Following are questions that are asked frequently about preparing, cutting and peeling ginger. We trust you’ll find our answers helpful. If you have a question, please drop it in the comments box below.
What Is Ginger?
Ginger can be used for medicinal as well as culinary purposes. We will focus on its culinary uses. Ginger root is a rhizome that grows under the ground and serves as a delicious spice for sweet as well as savory dishes.
Is Ginger Peel Poisonous?
Can You Eat Ginger Skin? Ginger skin is not poisonous and can be consumed.
To Peel or Not to Peel?
You might be wondering how you will know whether you need to peel your ginger root or not. Peeling ginger is a matter of personal preference. A good rule of thumb is that if your ginger has thick skin and is sort of shriveled, you’ll want to peel it. However, if your ginger root is younger and has thin papery skin, you might opt to leave it intact.
How to Peel and Cut Ginger the Right Way?
There is no right or wrong way to peel and cut ginger. However, your recipe might call for one method of cut ginger over another. For example, if making a cake, your recipe could very well call for grated ginger. Knowing each method of how to cut or how to peel your ginger will serve you well.
What is Ginger Good For?
As far as culinary uses, ginger is typically used as a spice or a flavoring in sweets and desserts such as cakes, and can also be used in drinks, Asian dishes, and as a vegetable seasoning.
How to Clean Ginger?

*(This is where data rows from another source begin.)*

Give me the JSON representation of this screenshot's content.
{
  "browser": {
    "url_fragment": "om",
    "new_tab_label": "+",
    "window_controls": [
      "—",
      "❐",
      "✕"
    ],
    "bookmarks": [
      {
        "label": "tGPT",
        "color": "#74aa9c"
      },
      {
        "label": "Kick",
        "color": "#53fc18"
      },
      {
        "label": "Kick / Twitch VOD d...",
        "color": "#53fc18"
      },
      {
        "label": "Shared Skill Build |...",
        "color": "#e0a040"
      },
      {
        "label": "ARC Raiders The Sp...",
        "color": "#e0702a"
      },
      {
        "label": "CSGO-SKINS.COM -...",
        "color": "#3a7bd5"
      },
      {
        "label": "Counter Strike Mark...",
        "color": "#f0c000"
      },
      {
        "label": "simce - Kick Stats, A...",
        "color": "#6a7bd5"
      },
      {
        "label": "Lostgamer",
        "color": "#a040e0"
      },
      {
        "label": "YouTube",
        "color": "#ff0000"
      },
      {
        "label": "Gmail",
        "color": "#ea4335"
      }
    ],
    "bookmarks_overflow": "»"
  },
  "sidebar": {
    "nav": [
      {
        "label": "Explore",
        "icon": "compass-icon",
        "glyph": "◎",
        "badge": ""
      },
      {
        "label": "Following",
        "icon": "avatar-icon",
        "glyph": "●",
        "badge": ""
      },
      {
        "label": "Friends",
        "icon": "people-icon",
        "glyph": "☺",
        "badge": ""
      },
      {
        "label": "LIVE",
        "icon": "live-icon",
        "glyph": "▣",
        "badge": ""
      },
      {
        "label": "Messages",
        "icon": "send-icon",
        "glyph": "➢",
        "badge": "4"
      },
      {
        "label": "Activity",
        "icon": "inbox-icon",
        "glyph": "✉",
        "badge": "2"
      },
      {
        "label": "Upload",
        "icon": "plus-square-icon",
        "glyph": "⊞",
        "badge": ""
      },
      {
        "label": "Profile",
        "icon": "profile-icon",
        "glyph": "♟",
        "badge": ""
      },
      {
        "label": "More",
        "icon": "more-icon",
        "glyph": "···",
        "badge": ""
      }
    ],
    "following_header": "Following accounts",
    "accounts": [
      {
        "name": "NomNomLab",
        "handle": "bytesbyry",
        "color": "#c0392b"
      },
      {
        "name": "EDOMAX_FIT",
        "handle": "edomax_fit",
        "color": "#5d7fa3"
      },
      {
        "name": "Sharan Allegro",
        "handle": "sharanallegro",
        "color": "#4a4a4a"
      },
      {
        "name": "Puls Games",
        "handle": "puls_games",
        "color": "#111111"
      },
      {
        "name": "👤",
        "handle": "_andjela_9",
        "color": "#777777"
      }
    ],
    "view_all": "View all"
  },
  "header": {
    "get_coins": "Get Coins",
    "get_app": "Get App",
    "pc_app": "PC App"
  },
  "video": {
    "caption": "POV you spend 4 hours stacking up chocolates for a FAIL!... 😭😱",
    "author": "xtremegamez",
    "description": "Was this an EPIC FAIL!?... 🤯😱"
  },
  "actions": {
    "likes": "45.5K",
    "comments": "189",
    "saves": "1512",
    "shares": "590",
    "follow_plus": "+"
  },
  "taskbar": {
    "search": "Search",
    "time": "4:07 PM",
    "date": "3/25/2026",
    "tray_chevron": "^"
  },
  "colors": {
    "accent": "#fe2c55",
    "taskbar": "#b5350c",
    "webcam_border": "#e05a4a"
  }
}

Whether you’re opting to peel your ginger or not, you’ll still want to clean it first before peeling it or chopping it in any way. Organic ginger has less of a chance of having chemicals in its skin, but can still be dirty from handling in packaging, distribution, and storage along the way.
To clean your ginger, wash it under water. Yes, all fruits and vegetables should be washed before they’re processed to get rid of any debris, germs, or chemicals.
Do you Have to Peel Ginger?
The answer is no, you don’t have to peel ginger in order to use it and eat it. The skin is not poisonous, but some recipes call for peeled ginger. And some ginger has thicker or shriveled skin. In either of these cases, your ginger should be peeled.
How to Peel Ginger?
Ginger root is a gnarly object, and you might be wondering how you’re going to peel it without wasting too much flesh. There are three main ways ginger can be peeled.
Using the back of an old spoon is the easiest method for peeling ginger as simplifies the need to get around each knob of ginger.
Using a manual vegetable peeler or carrot peeler is another method for peeling ginger. We would rank it as the secondary way to remove the skins of ginger.
Using a sharp paring knife to peel your ginger is also an option. We only recommend to peel ginger with a paring knife as a last resort as it tends to remove the most flesh and leave the most potential waste. If you’re able to use the peelings with flesh attached that would otherwise be wasted for a product like ginger tea, then the removal of more flesh might not be a big deal.
How Long Does Ginger Last?
How long ginger will last depends on some variable factors such as how old the ginger was when you purchased it, how it is stored, and whether it has already been peeled. The best conditions for storing ginger the longest include leaving the skin on until you’re ready to use it, keeping it in a cool place such as a refrigerator or freezer, and selecting young ginger with thin skins.
How to Use Fresh Ginger
Fresh ginger is tasty and delicious to use in sweet dishes such as cakes, cookies, and breads. It can also be used in salad dressings, sauces, and glazes for vegetables as well as meats. Enjoy having fresh ginger on hand for use for a variety of foods and drinks for your enjoyment.